D.C. council passes ‘100 by 32’ renewable mandate

Source: David Iaconangelo, E&E News reporter • Posted: Thursday, December 20, 2018

The Washington, D.C., City Council has approved a measure that would decarbonize the city’s power supply by 2032, the nation’s swiftest path to renewable electricity.

In remarks just before the unanimous vote, councilwoman and lead sponsor Mary Cheh said the law would serve as a model for other jurisdictions and couched the issue in moral terms.

“We’re doing this because it’s a moral imperative,” she said. “Unless we take action, we will leave a catastrophe to our grandchildren. And I don’t want my grandchild looking me in the face and saying, ‘Why did you do nothing?'”

Advocates from the DC Climate Coalition, which brings together green, labor, faith and consumer groups, said in a jubilant post-vote conference that the bill, which Mayor Muriel Bowser supports, would certify the district’s role as a climate leader.

“This is the strongest climate legislation anywhere in the country,” said Jamie DeMarco, a coordinator with the Citizens’ Climate Lobby.

The “D.C. Clean Energy Omnibus Act” also got the support of Exelon-owned Pepco, which called it “an important step toward advancing the cause of clean energy.” But the utility ruffled feathers when it won a late-stage amendment giving it the right to carry out energy-efficiency programs and recover the costs from ratepayers.

Cheh said the company had “hijacked the bill for energy programs” but urged the City Council not to “lose sight of the basic fact here that this bill is historic.”

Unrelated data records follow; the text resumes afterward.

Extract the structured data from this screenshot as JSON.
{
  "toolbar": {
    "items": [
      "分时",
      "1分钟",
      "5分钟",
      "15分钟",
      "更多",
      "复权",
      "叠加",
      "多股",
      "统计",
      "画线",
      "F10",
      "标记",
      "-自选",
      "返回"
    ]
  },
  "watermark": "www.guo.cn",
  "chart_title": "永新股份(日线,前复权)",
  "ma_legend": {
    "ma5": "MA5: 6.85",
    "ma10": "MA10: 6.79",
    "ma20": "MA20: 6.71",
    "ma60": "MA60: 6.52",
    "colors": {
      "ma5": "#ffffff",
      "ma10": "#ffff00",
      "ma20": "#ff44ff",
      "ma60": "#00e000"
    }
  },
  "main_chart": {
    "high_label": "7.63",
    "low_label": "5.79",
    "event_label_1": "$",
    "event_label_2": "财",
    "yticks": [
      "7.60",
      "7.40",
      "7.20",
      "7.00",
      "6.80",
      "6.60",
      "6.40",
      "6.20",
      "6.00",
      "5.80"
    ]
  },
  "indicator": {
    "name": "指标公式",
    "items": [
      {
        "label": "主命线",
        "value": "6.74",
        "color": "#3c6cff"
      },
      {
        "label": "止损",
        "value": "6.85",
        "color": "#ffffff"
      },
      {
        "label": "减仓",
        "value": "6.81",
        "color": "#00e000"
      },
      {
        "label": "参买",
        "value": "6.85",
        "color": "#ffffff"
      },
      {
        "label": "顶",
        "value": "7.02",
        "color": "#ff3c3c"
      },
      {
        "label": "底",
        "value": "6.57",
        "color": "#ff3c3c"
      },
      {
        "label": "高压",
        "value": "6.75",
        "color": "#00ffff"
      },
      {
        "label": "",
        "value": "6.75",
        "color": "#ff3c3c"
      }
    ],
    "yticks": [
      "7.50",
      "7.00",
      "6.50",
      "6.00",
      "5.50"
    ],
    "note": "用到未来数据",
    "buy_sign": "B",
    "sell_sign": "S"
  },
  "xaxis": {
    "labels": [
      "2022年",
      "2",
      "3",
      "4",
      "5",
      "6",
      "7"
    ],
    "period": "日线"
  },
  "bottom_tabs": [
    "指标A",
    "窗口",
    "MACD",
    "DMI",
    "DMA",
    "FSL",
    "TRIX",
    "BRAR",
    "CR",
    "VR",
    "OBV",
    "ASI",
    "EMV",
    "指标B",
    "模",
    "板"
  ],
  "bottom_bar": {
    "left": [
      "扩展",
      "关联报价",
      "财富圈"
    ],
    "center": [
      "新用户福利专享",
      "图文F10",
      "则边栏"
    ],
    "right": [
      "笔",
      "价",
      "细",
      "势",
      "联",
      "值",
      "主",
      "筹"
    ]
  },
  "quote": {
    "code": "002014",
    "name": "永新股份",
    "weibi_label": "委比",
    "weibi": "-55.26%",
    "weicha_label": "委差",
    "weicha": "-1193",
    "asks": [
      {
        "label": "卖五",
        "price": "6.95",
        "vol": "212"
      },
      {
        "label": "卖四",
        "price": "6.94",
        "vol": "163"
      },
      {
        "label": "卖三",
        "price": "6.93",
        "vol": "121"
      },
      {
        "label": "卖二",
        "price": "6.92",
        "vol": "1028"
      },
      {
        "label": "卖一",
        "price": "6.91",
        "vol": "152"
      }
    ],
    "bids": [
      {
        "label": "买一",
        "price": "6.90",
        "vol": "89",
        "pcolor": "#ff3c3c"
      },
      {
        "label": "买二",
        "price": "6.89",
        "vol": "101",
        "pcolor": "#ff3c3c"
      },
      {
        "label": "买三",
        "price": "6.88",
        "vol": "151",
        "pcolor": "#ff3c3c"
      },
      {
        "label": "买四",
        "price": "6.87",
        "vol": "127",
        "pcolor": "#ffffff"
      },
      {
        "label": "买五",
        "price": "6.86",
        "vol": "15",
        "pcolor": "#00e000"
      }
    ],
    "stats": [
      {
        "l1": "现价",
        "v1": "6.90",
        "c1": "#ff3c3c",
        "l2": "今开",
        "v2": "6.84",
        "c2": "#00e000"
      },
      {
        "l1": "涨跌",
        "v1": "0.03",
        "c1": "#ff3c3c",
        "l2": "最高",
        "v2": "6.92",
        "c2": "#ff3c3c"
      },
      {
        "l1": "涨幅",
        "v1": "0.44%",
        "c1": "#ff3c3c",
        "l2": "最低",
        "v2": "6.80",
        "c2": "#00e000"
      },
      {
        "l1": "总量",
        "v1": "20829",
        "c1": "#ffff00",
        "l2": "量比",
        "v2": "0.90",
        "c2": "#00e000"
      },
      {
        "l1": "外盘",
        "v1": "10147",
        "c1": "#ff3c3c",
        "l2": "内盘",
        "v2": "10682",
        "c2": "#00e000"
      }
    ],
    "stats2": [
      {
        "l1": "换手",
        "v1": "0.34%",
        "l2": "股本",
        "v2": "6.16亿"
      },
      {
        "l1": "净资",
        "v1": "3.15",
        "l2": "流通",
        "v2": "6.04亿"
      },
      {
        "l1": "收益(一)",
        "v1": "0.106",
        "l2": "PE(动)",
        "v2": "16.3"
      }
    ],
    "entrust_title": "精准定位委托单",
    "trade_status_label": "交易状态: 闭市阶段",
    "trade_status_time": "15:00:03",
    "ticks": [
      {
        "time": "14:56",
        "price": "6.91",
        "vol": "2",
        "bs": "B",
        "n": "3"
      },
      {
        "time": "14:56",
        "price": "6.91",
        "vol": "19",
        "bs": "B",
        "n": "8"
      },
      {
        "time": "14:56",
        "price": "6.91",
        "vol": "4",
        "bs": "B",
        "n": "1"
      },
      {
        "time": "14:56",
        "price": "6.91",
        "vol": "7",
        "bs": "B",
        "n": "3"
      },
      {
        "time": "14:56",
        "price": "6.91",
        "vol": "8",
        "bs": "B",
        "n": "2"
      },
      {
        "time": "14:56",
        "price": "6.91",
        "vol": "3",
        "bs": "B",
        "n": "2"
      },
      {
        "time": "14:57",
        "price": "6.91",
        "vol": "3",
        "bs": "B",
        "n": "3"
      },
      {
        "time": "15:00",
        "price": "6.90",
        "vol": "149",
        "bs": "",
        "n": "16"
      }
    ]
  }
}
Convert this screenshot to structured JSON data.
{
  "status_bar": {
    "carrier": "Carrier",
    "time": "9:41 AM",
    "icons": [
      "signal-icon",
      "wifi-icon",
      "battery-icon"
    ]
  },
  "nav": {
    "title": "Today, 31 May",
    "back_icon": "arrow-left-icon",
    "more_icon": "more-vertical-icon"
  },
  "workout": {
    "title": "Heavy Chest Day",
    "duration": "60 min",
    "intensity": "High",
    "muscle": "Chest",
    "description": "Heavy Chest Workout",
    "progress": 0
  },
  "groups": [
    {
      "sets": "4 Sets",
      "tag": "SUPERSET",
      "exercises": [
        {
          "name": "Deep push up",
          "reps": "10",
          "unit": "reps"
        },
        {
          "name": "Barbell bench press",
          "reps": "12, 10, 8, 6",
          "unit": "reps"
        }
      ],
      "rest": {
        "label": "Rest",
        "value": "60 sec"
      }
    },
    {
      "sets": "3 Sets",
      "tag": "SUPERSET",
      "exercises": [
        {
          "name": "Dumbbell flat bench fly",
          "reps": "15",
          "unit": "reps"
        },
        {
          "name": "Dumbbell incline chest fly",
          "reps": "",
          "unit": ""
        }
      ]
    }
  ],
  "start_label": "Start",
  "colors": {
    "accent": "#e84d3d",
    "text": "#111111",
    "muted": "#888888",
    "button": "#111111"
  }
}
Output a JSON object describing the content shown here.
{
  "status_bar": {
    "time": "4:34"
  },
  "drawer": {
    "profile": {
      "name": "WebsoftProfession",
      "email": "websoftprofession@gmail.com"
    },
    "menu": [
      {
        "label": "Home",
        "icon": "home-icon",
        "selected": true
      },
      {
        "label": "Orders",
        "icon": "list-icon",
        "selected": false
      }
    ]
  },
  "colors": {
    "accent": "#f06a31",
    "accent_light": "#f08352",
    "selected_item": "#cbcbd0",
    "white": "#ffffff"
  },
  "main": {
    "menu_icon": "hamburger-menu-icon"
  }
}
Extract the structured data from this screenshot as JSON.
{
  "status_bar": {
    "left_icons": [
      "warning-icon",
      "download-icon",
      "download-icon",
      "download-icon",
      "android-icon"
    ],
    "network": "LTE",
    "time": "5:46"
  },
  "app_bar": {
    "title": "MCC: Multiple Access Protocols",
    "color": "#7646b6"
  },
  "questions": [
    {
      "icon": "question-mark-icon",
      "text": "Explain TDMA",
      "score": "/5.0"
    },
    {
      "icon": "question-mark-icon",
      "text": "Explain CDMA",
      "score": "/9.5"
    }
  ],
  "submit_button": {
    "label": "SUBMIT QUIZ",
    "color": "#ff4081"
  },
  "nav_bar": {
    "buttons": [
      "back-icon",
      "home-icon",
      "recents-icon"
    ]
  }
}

Similar renewable policies are likely to be taken up next year in New York, whose governor announced he would seek a 100 percent standard for renewable electricity yesterday, and in Maryland, where a supermajority in both state legislative chambers have pledged support.

One bit of climate action contemplated in the D.C. council’s bill was advanced yesterday, when the district and nine Mid-Atlantic and Northeast states announced they would create a regionwide policy for curbing emissions from the transportation sector. The clean energy act would authorize the mayor to sign onto such a policy (Energywire, Nov. 28).

It also contains carve outs for solar generated within the district and limits sourcing of renewable power to other states on the PJM regional grid. Buildings would be subject to new emissions standards and taxes on vehicle registrations tied to fuel efficiency, while a clean energy investment fund would see an influx of new funding from heating bills.